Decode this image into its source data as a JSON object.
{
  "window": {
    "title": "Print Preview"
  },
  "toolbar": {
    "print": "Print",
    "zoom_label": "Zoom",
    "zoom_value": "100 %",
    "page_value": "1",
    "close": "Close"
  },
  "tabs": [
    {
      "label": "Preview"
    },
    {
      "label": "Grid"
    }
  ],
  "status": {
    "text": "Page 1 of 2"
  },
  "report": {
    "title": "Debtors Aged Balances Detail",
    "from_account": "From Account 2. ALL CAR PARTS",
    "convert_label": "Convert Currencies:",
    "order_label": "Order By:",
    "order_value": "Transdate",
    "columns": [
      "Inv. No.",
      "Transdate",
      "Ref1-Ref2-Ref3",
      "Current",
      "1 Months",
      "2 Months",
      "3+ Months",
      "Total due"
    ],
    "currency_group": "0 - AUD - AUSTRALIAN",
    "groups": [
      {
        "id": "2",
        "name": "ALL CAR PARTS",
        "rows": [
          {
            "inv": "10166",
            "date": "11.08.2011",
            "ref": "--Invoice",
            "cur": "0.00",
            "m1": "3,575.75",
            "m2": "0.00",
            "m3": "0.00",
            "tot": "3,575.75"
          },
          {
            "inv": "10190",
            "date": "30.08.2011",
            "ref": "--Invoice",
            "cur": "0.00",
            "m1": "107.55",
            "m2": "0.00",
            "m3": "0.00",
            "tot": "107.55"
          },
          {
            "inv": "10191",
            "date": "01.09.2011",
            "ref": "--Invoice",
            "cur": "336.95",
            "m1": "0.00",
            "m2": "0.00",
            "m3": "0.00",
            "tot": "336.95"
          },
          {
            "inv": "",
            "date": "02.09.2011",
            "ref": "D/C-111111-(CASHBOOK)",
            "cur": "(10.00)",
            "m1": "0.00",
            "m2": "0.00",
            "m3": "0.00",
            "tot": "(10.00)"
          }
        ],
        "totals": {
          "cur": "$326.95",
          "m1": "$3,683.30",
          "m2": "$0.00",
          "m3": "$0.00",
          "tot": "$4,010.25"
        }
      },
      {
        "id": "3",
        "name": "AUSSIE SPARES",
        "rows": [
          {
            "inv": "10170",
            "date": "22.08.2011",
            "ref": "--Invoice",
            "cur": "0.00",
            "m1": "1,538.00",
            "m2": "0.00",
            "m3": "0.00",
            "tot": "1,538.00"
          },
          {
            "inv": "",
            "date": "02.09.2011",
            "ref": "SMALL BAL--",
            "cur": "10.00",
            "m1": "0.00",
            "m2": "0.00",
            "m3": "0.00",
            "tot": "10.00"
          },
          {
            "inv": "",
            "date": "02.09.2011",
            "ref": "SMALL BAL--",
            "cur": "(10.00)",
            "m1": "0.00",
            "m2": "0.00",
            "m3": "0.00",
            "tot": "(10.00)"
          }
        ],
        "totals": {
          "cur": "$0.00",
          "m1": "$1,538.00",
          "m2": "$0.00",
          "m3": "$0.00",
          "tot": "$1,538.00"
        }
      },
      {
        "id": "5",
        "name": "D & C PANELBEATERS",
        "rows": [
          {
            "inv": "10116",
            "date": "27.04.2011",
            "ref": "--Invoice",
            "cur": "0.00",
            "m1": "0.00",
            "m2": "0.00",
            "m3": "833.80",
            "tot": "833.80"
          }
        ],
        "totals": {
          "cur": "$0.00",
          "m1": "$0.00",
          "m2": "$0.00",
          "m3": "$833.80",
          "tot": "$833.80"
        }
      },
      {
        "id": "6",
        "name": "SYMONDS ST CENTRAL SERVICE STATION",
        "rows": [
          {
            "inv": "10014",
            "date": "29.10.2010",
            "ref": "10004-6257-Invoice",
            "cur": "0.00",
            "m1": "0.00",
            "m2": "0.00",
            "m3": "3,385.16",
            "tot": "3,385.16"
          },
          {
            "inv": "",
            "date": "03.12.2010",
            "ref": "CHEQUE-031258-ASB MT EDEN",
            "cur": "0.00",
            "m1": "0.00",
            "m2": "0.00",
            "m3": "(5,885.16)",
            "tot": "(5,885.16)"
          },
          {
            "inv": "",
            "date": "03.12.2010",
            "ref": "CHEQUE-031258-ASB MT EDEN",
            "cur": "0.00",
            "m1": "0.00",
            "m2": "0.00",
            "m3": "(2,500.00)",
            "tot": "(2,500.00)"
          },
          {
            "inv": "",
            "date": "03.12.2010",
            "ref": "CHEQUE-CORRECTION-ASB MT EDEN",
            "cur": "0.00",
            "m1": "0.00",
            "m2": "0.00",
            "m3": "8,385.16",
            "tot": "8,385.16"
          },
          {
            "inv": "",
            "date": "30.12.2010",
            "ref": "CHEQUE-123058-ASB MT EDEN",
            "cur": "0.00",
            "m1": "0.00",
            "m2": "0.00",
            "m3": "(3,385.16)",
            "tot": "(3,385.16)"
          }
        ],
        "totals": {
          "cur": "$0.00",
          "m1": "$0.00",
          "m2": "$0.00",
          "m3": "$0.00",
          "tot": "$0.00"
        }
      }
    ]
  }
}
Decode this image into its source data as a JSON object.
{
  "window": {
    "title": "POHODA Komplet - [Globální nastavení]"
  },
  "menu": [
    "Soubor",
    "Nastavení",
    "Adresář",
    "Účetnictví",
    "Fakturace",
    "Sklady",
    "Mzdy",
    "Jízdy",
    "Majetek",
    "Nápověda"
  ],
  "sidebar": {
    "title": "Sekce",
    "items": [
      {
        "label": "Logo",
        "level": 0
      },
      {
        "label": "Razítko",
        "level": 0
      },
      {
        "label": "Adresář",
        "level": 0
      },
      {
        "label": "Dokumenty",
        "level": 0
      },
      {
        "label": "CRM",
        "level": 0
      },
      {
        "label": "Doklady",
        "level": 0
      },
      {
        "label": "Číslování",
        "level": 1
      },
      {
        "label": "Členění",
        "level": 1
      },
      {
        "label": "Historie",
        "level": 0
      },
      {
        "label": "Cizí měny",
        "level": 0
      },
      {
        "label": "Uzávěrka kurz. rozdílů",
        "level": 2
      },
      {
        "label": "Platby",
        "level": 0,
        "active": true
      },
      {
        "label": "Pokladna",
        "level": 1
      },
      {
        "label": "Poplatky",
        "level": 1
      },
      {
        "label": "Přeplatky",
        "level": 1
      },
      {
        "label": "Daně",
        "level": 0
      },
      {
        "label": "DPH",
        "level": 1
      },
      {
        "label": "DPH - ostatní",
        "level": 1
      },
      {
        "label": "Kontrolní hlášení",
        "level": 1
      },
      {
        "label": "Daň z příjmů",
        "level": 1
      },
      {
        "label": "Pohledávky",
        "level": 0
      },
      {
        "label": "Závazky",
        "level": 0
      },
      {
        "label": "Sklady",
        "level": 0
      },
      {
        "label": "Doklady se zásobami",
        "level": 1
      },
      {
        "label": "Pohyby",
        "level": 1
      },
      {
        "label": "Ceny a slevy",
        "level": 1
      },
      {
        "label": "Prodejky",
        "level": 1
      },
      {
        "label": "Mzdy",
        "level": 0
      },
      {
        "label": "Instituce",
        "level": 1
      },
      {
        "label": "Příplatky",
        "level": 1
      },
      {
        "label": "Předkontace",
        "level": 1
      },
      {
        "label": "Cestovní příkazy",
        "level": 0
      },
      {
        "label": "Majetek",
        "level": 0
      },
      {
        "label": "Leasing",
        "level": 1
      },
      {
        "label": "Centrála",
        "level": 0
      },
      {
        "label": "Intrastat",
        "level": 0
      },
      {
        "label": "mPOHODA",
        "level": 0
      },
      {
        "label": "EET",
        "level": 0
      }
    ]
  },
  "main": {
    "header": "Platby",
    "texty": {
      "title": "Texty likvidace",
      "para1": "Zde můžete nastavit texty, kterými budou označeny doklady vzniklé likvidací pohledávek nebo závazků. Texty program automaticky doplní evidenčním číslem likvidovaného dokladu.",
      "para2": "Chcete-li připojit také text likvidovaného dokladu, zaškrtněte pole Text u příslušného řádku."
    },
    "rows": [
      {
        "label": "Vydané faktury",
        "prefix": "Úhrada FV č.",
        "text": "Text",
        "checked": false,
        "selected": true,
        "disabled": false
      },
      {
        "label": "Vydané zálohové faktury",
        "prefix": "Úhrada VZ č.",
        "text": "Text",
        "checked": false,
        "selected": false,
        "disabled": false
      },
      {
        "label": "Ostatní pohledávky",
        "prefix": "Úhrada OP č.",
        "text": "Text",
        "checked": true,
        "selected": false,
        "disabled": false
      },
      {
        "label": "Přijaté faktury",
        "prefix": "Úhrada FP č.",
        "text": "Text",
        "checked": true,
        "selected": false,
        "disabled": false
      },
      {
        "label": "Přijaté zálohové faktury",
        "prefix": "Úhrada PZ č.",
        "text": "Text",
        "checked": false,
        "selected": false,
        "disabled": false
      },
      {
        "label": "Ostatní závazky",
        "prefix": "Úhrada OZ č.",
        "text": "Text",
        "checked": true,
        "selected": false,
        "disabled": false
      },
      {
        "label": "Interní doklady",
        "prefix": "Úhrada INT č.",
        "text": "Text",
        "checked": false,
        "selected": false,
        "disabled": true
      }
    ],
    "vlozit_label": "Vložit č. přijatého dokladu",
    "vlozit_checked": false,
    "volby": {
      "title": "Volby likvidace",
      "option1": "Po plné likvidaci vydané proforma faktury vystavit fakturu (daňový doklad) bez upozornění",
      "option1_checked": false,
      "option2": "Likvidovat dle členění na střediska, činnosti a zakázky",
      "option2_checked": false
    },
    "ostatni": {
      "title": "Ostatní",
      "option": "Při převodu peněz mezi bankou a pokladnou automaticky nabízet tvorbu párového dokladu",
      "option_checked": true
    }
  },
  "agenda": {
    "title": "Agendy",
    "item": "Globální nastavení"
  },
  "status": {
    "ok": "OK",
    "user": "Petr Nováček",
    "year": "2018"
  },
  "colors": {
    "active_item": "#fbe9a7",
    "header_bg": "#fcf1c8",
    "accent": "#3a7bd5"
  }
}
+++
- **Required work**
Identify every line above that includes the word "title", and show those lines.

- **Exercise solution**
    "title": "Print Preview"
    "title": "Debtors Aged Balances Detail",
    "title": "POHODA Komplet - [Globální nastavení]"
    "title": "Sekce",
      "title": "Texty likvidace",
      "title": "Volby likvidace",
      "title": "Ostatní",
    "title": "Agendy",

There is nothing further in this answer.